VANCOUVER: Huawei Technologies Co Chief Financial Officer Meng Wanzhou will get access to documents detailing the circumstances of her arrest in Canada at the request of the US, where she is sought on wire fraud and conspiracy charges.
Meng claims she needs the documents to show there was an abuse of process in her fight against the extradition.
Associate Chief Justice Heather Holmes of the Supreme Court of British Columbia on Tuesday ordered the Canadian government, police and border agency to provide Meng’s defence with records about the planning and execution of her arrest at Vancouver’s airport on Dec 1, 2018. Among the disclosures sought by her defence are:
- records of meetings and phone calls to coordinate her arrest
- updates that were sent to the US Federal Bureau of Investigation and Canada’s Department of Justice during her arrest
- what information was shared while she was being questioned by border officials
- correspondence between Canadian and US law enforcement between Nov 28 and Dec 5, 2018
During a two-week stretch of hearings that ended in early October, Meng’s lawyers had exposed cracks in the way Canada handled her arrest – including an admission from border officials that they “in error” shared her device passwords with police – putting the prosecution on the back foot.

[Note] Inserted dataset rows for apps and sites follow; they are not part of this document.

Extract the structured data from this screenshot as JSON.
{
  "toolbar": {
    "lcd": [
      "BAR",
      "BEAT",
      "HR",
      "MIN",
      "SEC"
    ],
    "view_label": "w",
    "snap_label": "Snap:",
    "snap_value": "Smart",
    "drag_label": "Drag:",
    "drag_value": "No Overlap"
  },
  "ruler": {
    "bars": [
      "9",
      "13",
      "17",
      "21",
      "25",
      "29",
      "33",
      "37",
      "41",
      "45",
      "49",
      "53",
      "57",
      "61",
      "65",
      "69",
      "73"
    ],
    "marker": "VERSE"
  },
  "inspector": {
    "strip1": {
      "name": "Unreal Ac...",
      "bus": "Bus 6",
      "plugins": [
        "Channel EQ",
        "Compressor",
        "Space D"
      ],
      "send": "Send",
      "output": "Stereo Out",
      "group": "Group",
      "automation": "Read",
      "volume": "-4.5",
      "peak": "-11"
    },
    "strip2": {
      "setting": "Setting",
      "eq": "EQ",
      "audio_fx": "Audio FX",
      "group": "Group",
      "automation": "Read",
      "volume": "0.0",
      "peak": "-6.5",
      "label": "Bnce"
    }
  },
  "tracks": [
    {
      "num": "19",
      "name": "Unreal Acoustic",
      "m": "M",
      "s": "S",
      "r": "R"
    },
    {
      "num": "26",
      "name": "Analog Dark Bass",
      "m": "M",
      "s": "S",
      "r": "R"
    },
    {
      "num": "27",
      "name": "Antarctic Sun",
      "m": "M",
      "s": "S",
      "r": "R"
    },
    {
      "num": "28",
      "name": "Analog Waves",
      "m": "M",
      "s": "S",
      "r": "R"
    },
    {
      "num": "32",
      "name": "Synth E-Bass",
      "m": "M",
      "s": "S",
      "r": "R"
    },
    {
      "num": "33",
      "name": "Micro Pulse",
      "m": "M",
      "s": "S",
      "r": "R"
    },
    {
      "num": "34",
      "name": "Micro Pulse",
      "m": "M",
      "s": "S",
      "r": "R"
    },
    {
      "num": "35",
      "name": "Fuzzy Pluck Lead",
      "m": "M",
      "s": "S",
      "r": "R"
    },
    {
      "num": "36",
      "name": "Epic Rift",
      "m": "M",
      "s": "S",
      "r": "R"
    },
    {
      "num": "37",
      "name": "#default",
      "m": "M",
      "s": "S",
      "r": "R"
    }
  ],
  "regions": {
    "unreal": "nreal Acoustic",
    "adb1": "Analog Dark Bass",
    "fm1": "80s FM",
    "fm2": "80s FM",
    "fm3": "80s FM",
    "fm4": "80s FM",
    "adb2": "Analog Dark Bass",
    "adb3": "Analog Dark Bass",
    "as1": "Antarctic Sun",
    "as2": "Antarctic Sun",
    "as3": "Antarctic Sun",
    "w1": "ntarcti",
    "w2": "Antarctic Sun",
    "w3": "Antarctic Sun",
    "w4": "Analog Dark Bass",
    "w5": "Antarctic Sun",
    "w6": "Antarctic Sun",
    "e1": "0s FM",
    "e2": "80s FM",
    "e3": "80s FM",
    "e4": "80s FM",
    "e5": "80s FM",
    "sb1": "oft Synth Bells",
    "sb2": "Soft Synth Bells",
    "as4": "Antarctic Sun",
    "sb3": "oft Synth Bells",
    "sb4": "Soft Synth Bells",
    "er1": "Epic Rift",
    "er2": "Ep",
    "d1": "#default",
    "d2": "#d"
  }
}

Her defence alleges that the Canada Border Services Agency, police and FBI unlawfully used the pretext of an immigration check to get Meng to disclose evidence that could be used against her.
In the ruling, Holmes said the order “does not predict or imply that Ms Meng’s claim of abuse of process will ultimately succeed.”
She said it’s also not yet clear whether the alleged abuse of process, if proven, would be serious enough to require a stay of proceedings.
Such a stay is only granted “in the rarest of cases,” she said.
“However, I cannot rule out the possibility that it would.”
The ruling also supported some arguments from Meng’s defence that there have been notable gaps in the evidence provided so far.
“I view the evidence tendered by the Attorney-General to address those gaps as strategic in its character yet impoverished in its substance,” the judge said, noting that Canada has left “largely unexplained” why border officials turned over Meng’s passwords to the police, contrary to law, and when and how the mistake came to light.
Meng’s defence has inferred that Canadian police sent details about Meng’s devices to the FBI.
The prosecution has been “similarly incomplete” in rebutting those inferences, Holmes wrote.
“This specific and notable feature of the evidence, considered in light of the body of evidence as a whole, raises questions beyond the frivolous or speculative about the chain of events,” the judge said.
For Meng, the victory is the first step in what’s likely to be a long battle with the odds stacked against her.
Of the 798 US extradition requests received since 2008, Canada has only refused or discharged eight, according to Canada’s Department of Justice.
Meng is set to appear in court on Jan 20 for the formal start of extradition hearings.